I did a partial finished basement. Ceiling was sheet rock, painted the walls and carpeted the floor. Plus put in dedicated AC. No looking back everything worked well.
You folks with basements are lucky! We don't have that luxury out here in Cali!
Be sure it will be nearly guaranteed to never get wet. Skimp on the construction and the sound quality will suffer accordingly. Most people do not really want a custom, high end listening room; they want a custom, high end listening room on the cheap. But it doesn't work that way.
Schubert, if that is to say, I can impersonate assessor, enter the property and at gun point take every valuable item, money jewelry (maybe wome precious amps turntables whateverwhatever) and drive away. How should I technically know that I'm dealing with assessor, Social Services and not burglar??

Well I'd think the drawn weapon would clue you into the fact you're dealing with a robber and not the assessor. But with your mindset, maybe not. Too funny.

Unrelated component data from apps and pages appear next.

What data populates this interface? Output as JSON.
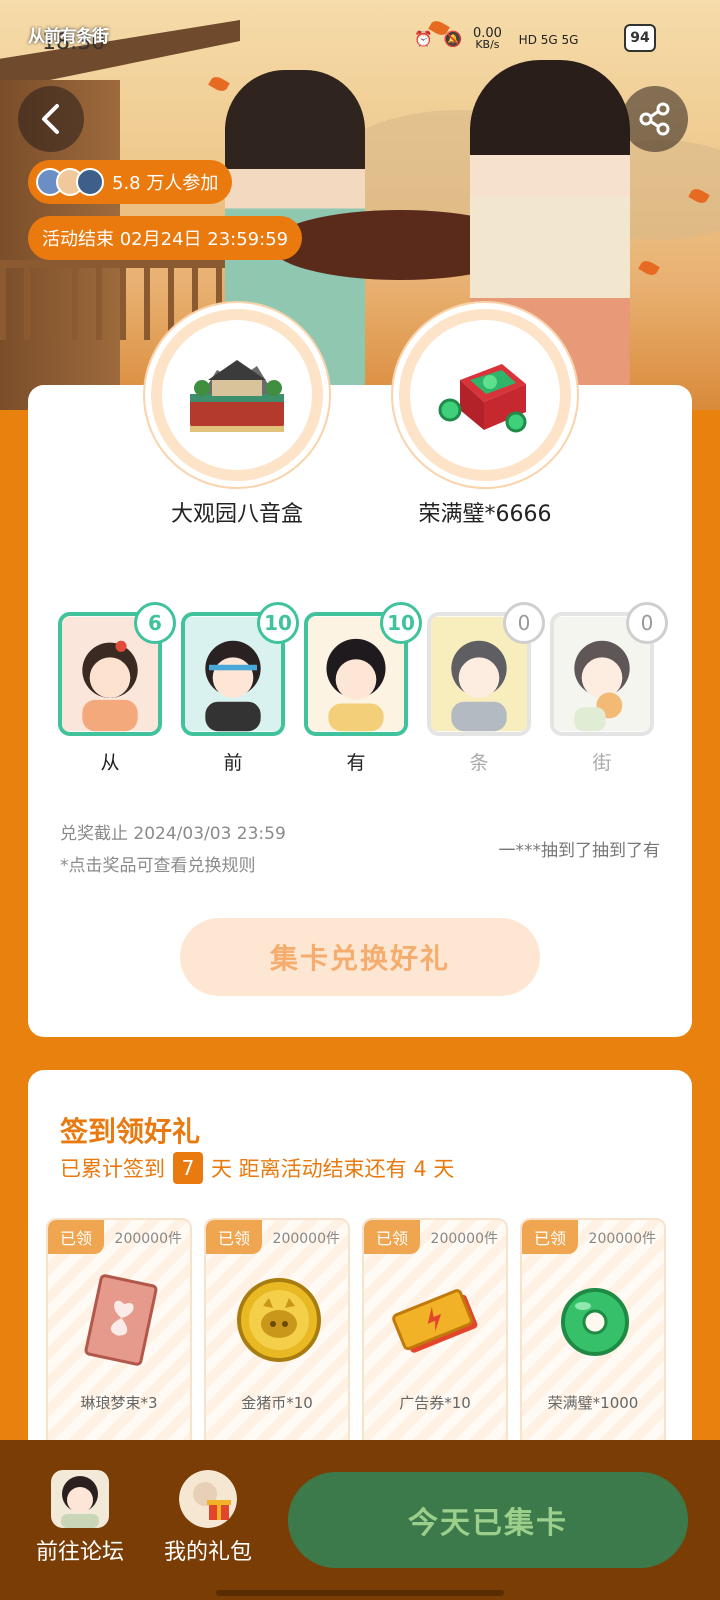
{
  "status_bar": {
    "app_logo": "从前有条街",
    "time": "18:30",
    "net_speed": "0.00",
    "net_unit": "KB/s",
    "signal": "HD 5G 5G",
    "battery": "94"
  },
  "header": {
    "participants": "5.8 万人参加",
    "deadline": "活动结束 02月24日 23:59:59"
  },
  "prizes": [
    {
      "name": "大观园八音盒",
      "icon": "music-box-icon"
    },
    {
      "name": "荣满璧*6666",
      "icon": "jade-chest-icon"
    }
  ],
  "cards": [
    {
      "name": "从",
      "count": "6",
      "collected": true
    },
    {
      "name": "前",
      "count": "10",
      "collected": true
    },
    {
      "name": "有",
      "count": "10",
      "collected": true
    },
    {
      "name": "条",
      "count": "0",
      "collected": false
    },
    {
      "name": "街",
      "count": "0",
      "collected": false
    }
  ],
  "redeem": {
    "deadline": "兑奖截止 2024/03/03 23:59",
    "hint": "*点击奖品可查看兑换规则",
    "ticker": "一***抽到了抽到了有",
    "button": "集卡兑换好礼"
  },
  "signin": {
    "title": "签到领好礼",
    "prefix": "已累计签到",
    "days": "7",
    "suffix": "天  距离活动结束还有 4 天"
  },
  "rewards": [
    {
      "tag": "已领",
      "count": "200000件",
      "name": "琳琅梦束*3",
      "icon": "ticket-icon"
    },
    {
      "tag": "已领",
      "count": "200000件",
      "name": "金猪币*10",
      "icon": "gold-pig-coin-icon"
    },
    {
      "tag": "已领",
      "count": "200000件",
      "name": "广告券*10",
      "icon": "ad-voucher-icon"
    },
    {
      "tag": "已领",
      "count": "200000件",
      "name": "荣满璧*1000",
      "icon": "jade-ring-icon"
    }
  ],
  "bottom": {
    "forum": "前往论坛",
    "gifts": "我的礼包",
    "collect": "今天已集卡"
  },
  "colors": {
    "page_bg": "#e9810f",
    "accent": "#e87a10",
    "collected_border": "#40c29c",
    "bottom_bar": "#7a3d06",
    "collect_button": "#3d7a4b"
  }
}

I used to have a pretty damn good hi end room at the RMAF in a hotel room. No reason why you can't do it in your basement.
I would carpet the floors and finish the walls with drywall. I used some 5' X 9' throw rugs and put them on a couple of walls to reduce reflections. I nailed some carpet tack strip on the wall at 16" OC and hung the rugs from the tack strip. Added to the decor big time and served purpose as well.

Good idea to make sure you have a sump pump down there. Make sure it works. If you are located on a sloped location you might not need one, you would want to have some French Drain around the house or under the perimeter of the basement slab that would drain down hill to the outside of the basement.